Dataset entries

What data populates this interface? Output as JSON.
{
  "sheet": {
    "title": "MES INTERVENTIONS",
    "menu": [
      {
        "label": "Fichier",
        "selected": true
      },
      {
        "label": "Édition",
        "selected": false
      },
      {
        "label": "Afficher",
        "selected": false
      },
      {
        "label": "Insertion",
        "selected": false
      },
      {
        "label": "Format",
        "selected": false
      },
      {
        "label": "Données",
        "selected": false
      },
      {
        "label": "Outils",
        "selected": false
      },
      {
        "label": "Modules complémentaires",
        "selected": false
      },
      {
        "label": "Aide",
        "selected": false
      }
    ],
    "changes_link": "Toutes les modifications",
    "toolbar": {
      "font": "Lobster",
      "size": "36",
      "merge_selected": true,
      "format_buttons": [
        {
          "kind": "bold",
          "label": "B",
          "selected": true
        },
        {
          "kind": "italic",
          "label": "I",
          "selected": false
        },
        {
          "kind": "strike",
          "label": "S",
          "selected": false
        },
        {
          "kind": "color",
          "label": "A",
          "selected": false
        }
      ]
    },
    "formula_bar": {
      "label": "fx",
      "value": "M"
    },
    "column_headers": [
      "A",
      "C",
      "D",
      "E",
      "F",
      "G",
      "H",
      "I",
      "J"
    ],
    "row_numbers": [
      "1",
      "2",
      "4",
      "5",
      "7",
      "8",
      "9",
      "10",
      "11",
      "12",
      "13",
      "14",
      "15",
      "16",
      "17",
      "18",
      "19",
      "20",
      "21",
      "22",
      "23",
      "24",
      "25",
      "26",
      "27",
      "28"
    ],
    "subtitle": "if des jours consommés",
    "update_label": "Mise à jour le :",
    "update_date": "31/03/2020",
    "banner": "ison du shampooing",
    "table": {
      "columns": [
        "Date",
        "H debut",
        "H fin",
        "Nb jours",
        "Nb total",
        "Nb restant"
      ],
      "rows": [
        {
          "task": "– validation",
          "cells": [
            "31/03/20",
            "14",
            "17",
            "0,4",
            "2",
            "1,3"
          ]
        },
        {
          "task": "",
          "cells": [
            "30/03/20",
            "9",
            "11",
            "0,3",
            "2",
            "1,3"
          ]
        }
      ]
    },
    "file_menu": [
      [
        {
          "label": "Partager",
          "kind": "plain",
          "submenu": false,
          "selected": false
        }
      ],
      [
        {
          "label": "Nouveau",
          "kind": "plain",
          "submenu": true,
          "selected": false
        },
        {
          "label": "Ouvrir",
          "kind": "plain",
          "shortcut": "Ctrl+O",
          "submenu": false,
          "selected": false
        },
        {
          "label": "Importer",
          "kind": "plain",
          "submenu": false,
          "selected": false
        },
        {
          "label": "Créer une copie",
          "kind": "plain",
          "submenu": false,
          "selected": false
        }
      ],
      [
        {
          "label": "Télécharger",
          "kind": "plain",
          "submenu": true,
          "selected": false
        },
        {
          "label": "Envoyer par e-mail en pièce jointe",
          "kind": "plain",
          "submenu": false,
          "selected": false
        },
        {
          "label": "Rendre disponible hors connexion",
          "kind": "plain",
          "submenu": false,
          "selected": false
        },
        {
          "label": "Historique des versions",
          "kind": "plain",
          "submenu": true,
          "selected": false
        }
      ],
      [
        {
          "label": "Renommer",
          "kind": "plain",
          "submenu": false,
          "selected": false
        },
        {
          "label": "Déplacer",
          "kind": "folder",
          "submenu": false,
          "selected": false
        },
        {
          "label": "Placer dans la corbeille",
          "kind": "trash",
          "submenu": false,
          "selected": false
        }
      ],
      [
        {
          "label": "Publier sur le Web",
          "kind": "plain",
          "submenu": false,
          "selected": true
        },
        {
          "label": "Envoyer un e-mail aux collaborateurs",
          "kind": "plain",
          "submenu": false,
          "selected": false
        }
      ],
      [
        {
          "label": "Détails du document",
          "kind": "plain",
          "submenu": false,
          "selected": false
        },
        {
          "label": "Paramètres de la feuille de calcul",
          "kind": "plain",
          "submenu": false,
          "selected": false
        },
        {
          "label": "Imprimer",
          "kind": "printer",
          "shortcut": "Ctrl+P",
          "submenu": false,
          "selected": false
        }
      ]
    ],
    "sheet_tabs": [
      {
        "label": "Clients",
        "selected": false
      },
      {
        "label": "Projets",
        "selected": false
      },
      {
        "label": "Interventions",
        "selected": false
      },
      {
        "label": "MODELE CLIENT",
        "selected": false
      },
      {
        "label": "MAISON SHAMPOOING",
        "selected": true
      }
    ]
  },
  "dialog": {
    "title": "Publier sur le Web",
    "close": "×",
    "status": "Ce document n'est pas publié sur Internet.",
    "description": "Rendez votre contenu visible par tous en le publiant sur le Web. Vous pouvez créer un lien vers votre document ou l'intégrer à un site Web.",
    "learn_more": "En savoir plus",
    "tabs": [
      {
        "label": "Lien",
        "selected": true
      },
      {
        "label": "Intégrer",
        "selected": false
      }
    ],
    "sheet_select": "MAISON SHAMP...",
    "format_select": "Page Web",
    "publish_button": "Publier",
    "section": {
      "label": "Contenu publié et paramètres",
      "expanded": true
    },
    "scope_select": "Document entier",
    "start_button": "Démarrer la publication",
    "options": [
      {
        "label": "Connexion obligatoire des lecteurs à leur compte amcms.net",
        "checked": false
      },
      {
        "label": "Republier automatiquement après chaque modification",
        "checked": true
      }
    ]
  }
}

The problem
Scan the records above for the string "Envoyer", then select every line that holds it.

Expected output
          "label": "Envoyer par e-mail en pièce jointe",
          "label": "Envoyer un e-mail aux collaborateurs",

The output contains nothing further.